Can this Revulsion with the Federal Reserve Note be Sustained over the Weeks and Months Ahead?
We seem to have reached an intermediate-term extreme in revulsion for the Federal Reserve note. It seems to us that the status quo of the currency markets is highly dependent on the Federal Reserve accommodating the market’s perception of it. Here, I present the usual Federal Reserve balance sheet charts and briefly outline why we continue to anticipate a short-term rally in the dollar.
[The first chart shows the Federal Reserve's assets as recorded on the 'factors affecting reserve balances' statistical release. The second chart shows those assets on a proportional basis. That is, the latter chart shows the Fed's various assets as a percentage of its total assets.]
As we suspected, the recent weekly declines in the total size of the Federal Reserve’s balance sheet were to be cherished as a rare and peculiar happening. This week, the Federal Reserve’s balance sheet expanded by around $5 billion. Surprise, surprise, the majority of this expansion was in favor of US Treasury notes & bonds and ‘Other Assets’.
With that said, it should be clear (from the first chart above) that the momentum of the increases in the Fed’s balance sheet size has slowed lately. Moreover, as we have stressed for months on end; the Fed’s assets have improved qualitatively over the past year or so (at least by consensual standards). [The movement away from Mortgage-backed securities and towards US Government bonds & notes should be clear from the second chart above.]
The major problem that the West faces is an enormous legacy of debt.

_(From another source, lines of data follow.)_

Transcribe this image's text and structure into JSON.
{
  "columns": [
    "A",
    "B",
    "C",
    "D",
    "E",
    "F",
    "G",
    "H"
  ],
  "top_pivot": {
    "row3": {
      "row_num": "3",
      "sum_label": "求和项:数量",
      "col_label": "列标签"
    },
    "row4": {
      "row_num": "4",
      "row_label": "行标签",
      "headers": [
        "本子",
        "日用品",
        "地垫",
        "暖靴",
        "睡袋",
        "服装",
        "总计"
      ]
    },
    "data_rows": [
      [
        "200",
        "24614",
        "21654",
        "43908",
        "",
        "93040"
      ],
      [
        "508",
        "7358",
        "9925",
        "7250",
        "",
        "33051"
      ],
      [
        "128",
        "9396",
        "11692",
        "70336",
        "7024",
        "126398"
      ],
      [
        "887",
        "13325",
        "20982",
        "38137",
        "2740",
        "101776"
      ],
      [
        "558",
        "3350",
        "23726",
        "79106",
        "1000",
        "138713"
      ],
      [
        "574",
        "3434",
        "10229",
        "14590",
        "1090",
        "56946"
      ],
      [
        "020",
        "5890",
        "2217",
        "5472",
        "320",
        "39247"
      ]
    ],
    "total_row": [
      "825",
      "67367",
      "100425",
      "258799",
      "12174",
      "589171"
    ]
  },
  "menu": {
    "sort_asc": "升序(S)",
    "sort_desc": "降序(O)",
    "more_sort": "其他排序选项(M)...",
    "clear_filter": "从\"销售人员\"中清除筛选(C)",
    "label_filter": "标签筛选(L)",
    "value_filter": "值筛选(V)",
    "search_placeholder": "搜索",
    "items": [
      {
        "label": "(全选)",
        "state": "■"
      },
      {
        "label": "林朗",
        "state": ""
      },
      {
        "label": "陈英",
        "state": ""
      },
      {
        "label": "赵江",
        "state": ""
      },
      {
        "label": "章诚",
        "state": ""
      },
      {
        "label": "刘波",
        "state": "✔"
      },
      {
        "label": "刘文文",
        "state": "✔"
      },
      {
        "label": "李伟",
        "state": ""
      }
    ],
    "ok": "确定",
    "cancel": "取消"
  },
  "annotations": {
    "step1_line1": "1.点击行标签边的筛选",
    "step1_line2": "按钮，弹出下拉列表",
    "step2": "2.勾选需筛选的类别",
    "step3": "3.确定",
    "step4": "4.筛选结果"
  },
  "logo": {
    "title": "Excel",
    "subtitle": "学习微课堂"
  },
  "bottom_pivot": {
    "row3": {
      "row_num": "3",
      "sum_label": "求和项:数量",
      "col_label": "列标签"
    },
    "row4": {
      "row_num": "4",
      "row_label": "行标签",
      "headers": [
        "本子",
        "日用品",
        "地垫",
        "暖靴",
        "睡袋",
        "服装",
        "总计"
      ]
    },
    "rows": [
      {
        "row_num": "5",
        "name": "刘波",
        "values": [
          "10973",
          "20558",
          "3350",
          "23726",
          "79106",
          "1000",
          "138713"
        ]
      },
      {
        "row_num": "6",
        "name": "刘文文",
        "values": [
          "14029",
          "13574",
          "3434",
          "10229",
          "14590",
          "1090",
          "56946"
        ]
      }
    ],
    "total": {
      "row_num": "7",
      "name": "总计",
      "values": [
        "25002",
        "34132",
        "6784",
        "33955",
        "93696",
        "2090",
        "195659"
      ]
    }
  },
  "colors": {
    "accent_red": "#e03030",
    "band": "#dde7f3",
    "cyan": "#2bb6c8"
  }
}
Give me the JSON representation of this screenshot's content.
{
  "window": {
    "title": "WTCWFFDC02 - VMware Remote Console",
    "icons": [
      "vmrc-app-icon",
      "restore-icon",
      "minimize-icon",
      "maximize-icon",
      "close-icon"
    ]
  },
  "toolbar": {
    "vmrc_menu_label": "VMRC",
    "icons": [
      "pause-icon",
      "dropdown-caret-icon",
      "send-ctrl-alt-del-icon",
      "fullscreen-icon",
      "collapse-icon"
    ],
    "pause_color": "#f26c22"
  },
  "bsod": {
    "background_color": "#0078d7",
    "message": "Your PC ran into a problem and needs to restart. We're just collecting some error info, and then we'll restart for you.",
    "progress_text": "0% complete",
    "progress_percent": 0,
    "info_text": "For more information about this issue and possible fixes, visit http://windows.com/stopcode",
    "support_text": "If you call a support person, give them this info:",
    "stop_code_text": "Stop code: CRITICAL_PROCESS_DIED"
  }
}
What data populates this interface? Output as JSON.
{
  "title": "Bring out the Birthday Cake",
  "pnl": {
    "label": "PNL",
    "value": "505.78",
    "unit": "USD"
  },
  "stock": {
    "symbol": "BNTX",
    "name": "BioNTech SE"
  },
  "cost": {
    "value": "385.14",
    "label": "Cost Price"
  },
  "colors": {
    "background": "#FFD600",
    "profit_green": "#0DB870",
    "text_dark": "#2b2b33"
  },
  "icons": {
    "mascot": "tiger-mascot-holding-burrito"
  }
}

Since debt can be viewed as a ‘short on federal reserve notes‘, we concluded that this improvement (in the quality of the Federal Reserve note) would eventually invoke another drastic ‘short squeeze in money’ (i.e. a drastic decrease in the money prices of things aka an appreciation of federal reserve notes against ‘risk’). This, it would seem, is coming to pass. However, when we look at the currency markets these days, we cannot help but recall the wise words of Humphrey B. Neill in ‘The Art of Contrary Thinking‘:
The problem of “money” is far too complex for us to examine in this report. It is a study in itself and one which still confuses the great minds of the world. It would be presumptuous for me to attempt a learned discussion of monetary economics.
However, I do wish to leave with you the thought that, because monetary problems are not comprehended by the public or by the average businessman, “money management” will continually cross up public opinions concerning economic trends.
Monetary manipulation is a crafty and tricky tool within a system of bootstrap economics. If you make it a point to become posted on some of the more common practices of monetary management you will occasionally be able to discern trends that are opposite to those commonly discussed in public pronouncements and business stories.
When looking at the dollar these days, we cannot help but suspect that; “money management” is crossing up public opinions concerning economic trends and that the intermediate-term trends in the dollar are in opposition to those commonly discussed in public pronouncements and business stories! The world has got quantitative easing on the brain, and people seem to hold conviction that ‘the authorities will do whatever is required’ because ‘otherwise the world will end’. We have great sympathy with the view that the monetary authorities will be outlandishly profligate in the future, after all, the Fed’s balance sheet has expanded continually over the past 100 years:
However, remember that the monetary authorities are proponents of statist economic dogmas. With glazed-over eyes, they say; ‘INFLATION = CPI GROWTH. INFLATION ≠ CPI GROWTH DOES NOT COMPUTE!‘. So, despite mild modernizations of their theories (like perhaps the inclusion of US equities into their blackbox models of the economy) we must realize that these guys are part of a long, dogmatic legacy of money producers who make decisions based on changes in the growth of a basket of consumer goods. This is essentially the reason why we pay so much attention to movements in the real money supply in our newsletters. Right now, the textbook is saying; ‘don’t debase’:
Indeed, this view has been corroborated by the recent ‘no QE3′ announcement. And yet, with the spikes in US Treasury securities and gold, the market is discounting enormous and imminent balance sheet expansions by the Fed! In fact, the reverse seems to be occurring (after all, we recently witnessed the rare occurrences of weekly contractions in the size of the Fed’s balance sheet). So, although we believe in the long-term bearish case for the dollar, we find it hard to believe that the market will maintain this level revulsion all the way to the end. That is, we find it difficult to believe that this level of revulsion for the Federal Reserve note can be meaningfully sustained over the weeks and months ahead. Naturally, then, we’ve been anticipating a rally in the dollar.
Just to be clear, we don’t anticipate this by saying; ‘the dollar is good and the US is awesome yada yada yada’ but rather by saying; ‘consensual traders are going to get messed around as usual’. In our minds, anything that throws the current perceptions of monetary policies off course could invoke a swift repositioning by consensual market participants. There is no guarantee that this will come to pass, but we believe that current (consensual) perceptions of the future are too dependent on a specific course of events – so the long dollar trade seems to have a favorable risk/reward profile. That is, the long dollar trade may contain a high degree of contrarian asymmetry.
Recommended: Charting the Federal Reserve's Assets - 1915 to 2012